THE PROBLEM>
Your response should contain each line of the data that includes "icon".

(Stored dataset items)
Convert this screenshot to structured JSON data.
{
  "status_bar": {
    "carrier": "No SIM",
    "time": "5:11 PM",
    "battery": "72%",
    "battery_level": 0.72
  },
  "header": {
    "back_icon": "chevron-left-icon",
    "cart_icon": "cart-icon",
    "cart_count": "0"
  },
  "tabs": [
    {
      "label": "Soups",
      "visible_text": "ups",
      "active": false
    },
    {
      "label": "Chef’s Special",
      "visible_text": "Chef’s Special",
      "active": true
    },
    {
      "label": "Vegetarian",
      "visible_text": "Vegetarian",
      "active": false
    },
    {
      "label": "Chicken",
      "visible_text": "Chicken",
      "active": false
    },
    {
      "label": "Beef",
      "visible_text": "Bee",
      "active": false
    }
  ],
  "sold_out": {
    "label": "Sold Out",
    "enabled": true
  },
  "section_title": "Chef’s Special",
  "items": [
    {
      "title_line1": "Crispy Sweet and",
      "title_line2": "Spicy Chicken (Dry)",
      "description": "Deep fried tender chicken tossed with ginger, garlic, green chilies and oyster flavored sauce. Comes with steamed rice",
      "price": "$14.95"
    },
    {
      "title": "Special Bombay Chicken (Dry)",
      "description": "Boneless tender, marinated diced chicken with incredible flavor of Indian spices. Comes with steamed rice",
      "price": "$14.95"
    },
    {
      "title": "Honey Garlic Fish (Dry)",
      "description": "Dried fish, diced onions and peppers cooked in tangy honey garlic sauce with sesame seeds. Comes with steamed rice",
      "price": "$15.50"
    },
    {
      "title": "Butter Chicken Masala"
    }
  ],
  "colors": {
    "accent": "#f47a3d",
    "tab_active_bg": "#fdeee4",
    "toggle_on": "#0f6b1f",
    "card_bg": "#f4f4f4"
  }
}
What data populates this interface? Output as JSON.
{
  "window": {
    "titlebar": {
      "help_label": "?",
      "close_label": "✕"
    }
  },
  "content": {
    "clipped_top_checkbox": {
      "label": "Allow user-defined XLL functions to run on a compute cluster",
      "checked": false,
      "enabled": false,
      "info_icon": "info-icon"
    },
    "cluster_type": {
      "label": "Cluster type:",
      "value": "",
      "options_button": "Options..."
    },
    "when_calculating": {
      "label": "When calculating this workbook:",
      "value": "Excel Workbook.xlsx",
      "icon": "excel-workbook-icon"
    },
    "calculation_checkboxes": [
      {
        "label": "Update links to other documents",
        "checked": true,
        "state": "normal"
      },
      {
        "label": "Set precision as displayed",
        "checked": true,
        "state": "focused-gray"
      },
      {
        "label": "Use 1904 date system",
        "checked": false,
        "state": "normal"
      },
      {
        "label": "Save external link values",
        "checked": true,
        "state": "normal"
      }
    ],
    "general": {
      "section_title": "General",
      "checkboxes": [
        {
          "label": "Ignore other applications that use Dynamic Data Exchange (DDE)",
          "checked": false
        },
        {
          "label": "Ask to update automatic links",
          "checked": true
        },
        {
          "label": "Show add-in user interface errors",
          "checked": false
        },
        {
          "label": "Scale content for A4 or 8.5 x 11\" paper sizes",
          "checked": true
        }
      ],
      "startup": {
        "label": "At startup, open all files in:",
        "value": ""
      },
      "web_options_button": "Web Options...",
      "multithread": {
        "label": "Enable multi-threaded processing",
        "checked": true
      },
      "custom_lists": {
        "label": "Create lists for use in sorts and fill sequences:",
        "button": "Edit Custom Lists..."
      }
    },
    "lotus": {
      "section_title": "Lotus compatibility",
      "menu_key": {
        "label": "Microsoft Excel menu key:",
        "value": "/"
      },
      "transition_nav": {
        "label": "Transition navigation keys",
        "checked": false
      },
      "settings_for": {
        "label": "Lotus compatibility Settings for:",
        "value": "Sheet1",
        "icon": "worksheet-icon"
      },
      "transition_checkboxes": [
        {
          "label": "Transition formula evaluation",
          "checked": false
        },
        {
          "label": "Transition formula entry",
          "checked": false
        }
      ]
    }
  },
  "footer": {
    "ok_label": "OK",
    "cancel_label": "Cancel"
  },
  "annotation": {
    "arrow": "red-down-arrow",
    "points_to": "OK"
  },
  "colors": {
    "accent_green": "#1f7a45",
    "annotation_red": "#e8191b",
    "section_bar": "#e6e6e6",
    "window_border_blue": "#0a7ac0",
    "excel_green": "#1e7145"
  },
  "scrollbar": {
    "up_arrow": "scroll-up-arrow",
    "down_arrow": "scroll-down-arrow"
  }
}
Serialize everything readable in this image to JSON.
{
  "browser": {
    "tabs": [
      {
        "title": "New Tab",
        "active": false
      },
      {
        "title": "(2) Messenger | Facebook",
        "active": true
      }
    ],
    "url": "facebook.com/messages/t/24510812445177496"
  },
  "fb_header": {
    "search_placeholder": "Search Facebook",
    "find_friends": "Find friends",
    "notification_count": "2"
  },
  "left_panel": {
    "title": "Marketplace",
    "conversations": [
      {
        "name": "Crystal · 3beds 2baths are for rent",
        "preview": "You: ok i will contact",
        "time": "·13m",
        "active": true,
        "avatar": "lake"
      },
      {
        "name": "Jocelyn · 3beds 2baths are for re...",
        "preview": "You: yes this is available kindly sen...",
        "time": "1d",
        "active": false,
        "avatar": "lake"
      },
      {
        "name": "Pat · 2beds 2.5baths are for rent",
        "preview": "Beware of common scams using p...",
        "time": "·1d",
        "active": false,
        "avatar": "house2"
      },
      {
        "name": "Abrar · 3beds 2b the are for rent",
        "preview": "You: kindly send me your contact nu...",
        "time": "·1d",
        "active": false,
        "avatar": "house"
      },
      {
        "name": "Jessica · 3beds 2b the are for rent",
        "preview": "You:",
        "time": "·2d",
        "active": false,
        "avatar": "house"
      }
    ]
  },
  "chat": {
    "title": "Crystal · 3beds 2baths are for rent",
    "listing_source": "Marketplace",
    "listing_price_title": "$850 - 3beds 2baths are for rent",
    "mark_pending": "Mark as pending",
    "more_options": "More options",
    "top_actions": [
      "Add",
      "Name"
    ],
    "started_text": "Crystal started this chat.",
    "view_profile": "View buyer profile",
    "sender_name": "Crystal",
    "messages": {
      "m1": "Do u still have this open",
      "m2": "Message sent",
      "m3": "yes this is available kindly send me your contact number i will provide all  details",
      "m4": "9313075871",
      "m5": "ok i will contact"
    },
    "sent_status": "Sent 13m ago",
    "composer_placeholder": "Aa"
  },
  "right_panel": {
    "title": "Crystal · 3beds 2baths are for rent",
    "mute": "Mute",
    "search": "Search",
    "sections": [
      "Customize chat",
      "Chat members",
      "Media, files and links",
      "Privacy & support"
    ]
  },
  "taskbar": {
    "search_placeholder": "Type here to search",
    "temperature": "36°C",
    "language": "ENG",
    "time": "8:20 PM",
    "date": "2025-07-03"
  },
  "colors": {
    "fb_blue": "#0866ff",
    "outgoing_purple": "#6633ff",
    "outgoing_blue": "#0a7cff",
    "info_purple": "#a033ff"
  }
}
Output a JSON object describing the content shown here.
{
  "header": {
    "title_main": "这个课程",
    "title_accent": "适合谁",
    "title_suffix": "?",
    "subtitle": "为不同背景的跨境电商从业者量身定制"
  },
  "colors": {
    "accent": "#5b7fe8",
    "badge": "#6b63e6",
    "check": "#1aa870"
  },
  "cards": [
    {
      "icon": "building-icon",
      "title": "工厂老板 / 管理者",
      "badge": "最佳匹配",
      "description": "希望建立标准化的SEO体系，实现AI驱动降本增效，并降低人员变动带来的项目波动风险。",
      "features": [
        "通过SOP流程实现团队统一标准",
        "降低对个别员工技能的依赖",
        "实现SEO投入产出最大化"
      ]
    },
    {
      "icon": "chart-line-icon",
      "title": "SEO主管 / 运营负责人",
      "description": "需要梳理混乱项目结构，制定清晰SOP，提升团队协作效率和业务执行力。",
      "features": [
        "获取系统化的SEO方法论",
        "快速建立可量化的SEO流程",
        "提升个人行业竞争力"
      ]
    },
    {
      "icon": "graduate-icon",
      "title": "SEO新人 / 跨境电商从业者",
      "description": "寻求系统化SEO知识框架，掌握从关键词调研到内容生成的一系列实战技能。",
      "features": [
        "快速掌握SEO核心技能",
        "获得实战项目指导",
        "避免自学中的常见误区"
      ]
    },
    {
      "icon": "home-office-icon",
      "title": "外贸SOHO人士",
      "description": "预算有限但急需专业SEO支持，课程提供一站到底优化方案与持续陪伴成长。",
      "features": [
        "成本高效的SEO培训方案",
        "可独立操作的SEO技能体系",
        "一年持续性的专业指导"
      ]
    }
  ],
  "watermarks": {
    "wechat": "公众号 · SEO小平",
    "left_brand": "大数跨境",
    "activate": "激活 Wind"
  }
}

RESPONSE>
    "back_icon": "chevron-left-icon",
    "cart_icon": "cart-icon",
      "info_icon": "info-icon"
      "icon": "excel-workbook-icon"
        "icon": "worksheet-icon"
      "icon": "building-icon",
      "icon": "chart-line-icon",
      "icon": "graduate-icon",
      "icon": "home-office-icon",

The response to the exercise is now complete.